A Middle Ground in Higher Education Marketing?
A recent article in the Harvard Business Review by Will Patten focused on a small group of global business leaders and legislators who are starting to wonder whether it’s time to create a middle ground between the traditional “selfless philanthropy” mission of non-profit organizations and the “profit-at-all-costs” mission of for-profit enterprises. An interesting concept, and one that has also garnered the attention of Daniel Pink in his book, Driven.
Last week, Ann Oleson, Converge Consulting's founder, wrote about the business of higher education and how higher education marketing practices need to adapt to current financial realities. Institutions such as Kaplan University and University of Phoenix were created and are operated using the for-profit model and have made billions of dollars in profits while educating millions of students. Traditional schools are slowly realizing the benefits of operating with private sector norms and philosophies. As Ann wrote last week, "To many, colleges aren't a 'business.' Instead, higher education is framed more as a public good, an altruistic, well-rounded experience that is a rite of passage into the world of adulthood, professionalism, and perhaps family life. The introduction of sales, marketing, and other dirty words sullies that image."

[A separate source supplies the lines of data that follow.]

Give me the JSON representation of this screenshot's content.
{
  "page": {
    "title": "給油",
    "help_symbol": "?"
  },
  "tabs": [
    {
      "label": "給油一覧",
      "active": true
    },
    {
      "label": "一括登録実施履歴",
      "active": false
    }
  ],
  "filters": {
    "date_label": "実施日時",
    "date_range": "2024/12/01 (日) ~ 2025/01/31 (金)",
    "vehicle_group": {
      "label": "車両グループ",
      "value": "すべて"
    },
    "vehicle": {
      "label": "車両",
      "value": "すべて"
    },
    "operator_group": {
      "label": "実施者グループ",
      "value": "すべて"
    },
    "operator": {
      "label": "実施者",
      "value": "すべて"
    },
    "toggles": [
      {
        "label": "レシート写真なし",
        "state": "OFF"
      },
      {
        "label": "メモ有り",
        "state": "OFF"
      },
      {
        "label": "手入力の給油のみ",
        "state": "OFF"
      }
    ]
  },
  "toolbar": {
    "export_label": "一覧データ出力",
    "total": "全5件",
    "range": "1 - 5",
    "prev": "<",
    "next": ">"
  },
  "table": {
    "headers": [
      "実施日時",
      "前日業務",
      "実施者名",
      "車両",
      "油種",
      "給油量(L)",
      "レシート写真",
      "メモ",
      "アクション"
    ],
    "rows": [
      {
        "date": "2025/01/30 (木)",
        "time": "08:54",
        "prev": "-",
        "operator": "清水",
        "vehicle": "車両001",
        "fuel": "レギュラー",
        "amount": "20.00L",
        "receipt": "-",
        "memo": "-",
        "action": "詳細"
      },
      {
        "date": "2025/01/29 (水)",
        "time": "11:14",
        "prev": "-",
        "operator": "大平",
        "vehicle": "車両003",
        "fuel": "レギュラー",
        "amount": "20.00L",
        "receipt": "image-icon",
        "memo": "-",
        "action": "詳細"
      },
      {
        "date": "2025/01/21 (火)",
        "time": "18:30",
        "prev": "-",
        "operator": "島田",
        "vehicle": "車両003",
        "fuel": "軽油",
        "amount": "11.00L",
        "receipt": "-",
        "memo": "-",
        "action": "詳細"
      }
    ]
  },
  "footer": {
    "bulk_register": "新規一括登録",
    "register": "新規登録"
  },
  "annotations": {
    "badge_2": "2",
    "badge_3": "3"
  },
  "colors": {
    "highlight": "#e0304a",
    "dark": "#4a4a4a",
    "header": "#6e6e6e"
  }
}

Some sort of middle ground between for-profit and non-profit could potentially offer the best of both worlds in terms of mission and delivery of what is ultimately the same product (sorry to use that term...): higher education! Would traditional colleges and for-profit schools be competing against each other if they were both set up under a model that was geared toward "not simply 'for profit,' but 'for benefit' and therefore expanding the definition of fiduciary responsibility beyond an exclusive obligation to shareholders to encompass the interests of all corporate stakeholders, including employees, the local economy, and the environment," as Will Patten writes?
Clearly there are more questions than answers. To pose a few:
- Would a middle-ground model like this benefit U.S. higher education?
- Is it even possible?!
- What would it look like?